Obviously, in a game like this, the level design and amount of puzzles are the two key ingredients that decide whether or not this is a worthwhile game. First, the level design. The first set of puzzles are your most basic and straightforward ones in the game. Nothing moving, nothing disappearing, and nothing that's too far beyond a little trial and error. That is, until we get to the second set. Many of the blocks in this set appear and then disappear in a set rhythm, forcing you to not only think ahead but also have decent timing with your movements. I'm usually not a huge fan of needing timing in games like these, but I found myself enjoying the extra challenge. Speaking of challenge, there's the third and final set of puzzles. These puzzles have blocks that repeatedly count down from three. When they get to zero, they fall whatever direction gravity takes them or stay put if they're already resting on something. This mechanic causes the blocks to be used as both road blocks and as stepping (or stopping) stones to reach places you normally couldn't. It's in these puzzles where I found the challenge, the design, and the fun to all come together perfectly. Even that last puzzle, which ended up taking two hours for something that can be completed in 30 seconds, filled me with a sense of joy that only a difficult yet brilliant puzzle can.
If you don't end up spending that much time on the last puzzle, the game's two dozen puzzles are over within 90 minutes or less with next to no replay value. I actually wouldn't consider this to be any sort of negative if it wasn't for the fact that I really wanted more of the last set of puzzles. They really were great pieces of design that I wish filled the game rather than signaled its end. But for a buck, I enjoyed my time with Vexis and can easily recommend it to any fan of puzzle games.

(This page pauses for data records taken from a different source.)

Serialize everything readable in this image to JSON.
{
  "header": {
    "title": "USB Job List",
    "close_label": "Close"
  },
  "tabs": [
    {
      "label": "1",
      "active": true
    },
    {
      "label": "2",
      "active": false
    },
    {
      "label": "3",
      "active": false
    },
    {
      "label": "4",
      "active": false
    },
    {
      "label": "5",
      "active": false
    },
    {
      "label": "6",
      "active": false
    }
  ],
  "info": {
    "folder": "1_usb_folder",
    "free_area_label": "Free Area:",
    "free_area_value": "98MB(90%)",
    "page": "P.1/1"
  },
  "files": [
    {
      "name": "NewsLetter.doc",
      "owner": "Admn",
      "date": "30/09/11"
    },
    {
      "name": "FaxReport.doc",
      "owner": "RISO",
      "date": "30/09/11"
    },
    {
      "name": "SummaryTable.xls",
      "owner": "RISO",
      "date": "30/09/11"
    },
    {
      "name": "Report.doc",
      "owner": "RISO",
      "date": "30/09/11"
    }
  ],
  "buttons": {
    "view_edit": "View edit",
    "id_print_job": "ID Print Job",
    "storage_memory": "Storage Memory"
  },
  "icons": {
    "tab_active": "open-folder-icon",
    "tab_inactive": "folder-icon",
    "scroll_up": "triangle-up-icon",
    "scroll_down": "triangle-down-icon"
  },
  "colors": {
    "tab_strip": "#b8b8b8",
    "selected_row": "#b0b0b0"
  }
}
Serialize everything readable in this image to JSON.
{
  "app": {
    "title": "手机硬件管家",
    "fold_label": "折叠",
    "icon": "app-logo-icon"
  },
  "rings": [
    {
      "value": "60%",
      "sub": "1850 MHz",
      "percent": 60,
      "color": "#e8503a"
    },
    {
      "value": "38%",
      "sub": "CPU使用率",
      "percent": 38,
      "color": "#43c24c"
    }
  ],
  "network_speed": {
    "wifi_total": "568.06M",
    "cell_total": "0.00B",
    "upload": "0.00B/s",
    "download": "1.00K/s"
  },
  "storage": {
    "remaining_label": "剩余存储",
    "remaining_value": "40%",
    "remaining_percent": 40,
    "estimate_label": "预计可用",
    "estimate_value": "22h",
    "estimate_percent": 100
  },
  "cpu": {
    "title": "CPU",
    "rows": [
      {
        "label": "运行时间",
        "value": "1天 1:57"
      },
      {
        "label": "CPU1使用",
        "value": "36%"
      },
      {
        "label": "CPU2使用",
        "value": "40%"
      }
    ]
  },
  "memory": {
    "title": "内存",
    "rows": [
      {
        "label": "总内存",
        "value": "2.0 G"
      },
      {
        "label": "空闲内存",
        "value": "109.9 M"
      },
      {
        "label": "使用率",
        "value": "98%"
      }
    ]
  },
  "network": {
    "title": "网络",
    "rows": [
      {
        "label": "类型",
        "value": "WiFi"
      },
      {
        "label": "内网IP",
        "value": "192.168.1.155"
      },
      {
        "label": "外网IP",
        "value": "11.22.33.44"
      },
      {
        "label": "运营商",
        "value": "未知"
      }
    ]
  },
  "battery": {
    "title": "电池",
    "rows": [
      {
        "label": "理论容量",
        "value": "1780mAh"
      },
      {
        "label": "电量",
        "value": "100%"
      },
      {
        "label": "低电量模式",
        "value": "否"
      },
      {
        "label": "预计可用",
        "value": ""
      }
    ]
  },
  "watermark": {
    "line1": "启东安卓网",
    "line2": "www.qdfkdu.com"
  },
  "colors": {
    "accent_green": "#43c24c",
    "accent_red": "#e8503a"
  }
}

Vexis from Buckshot Games is available on XBox Live for 80 MSP. Played game to completion, felt like a huge idiot on the last puzzle. Especially since I went back to it a couple days later with a fresh mind and solved it within three minutes. Seriously, I looked like this guy:
THERE IS NO EASTER BUNNY!